Could you print all the entries below exactly as they appear, omitting the pictures?
++++ PROVIDED RECORDS ++++
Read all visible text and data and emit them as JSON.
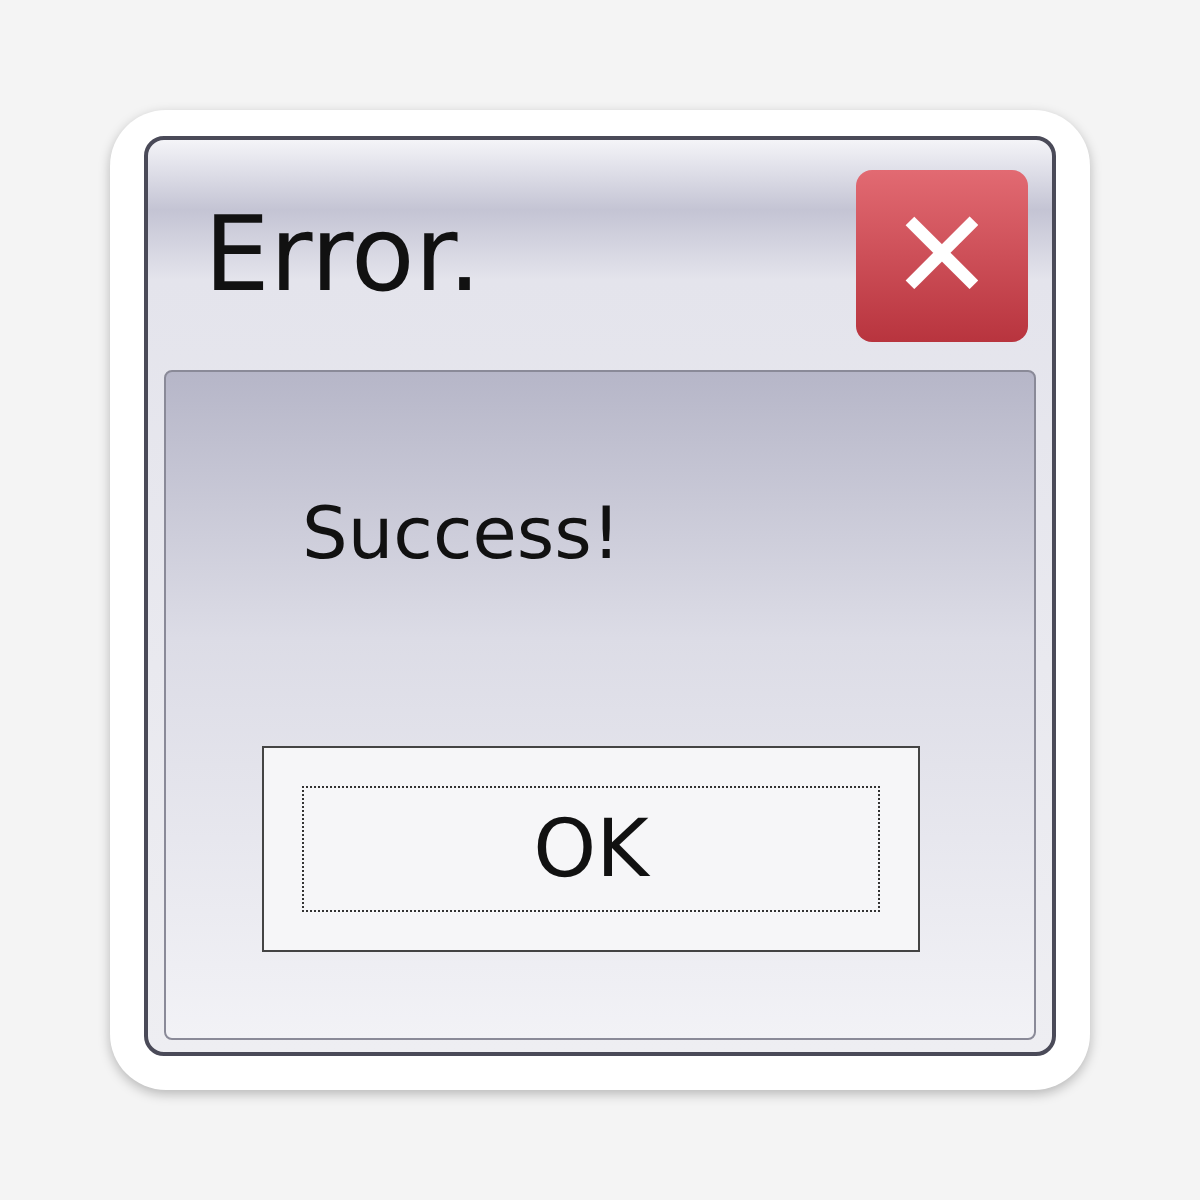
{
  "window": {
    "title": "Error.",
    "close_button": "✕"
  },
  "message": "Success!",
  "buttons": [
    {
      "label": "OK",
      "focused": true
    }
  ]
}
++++
* _EXERCISE OUTPUT_:
Read all visible text and data and emit them as JSON.
{
  "window": {
    "title": "Error.",
    "close_button": "✕"
  },
  "message": "Success!",
  "buttons": [
    {
      "label": "OK",
      "focused": true
    }
  ]
}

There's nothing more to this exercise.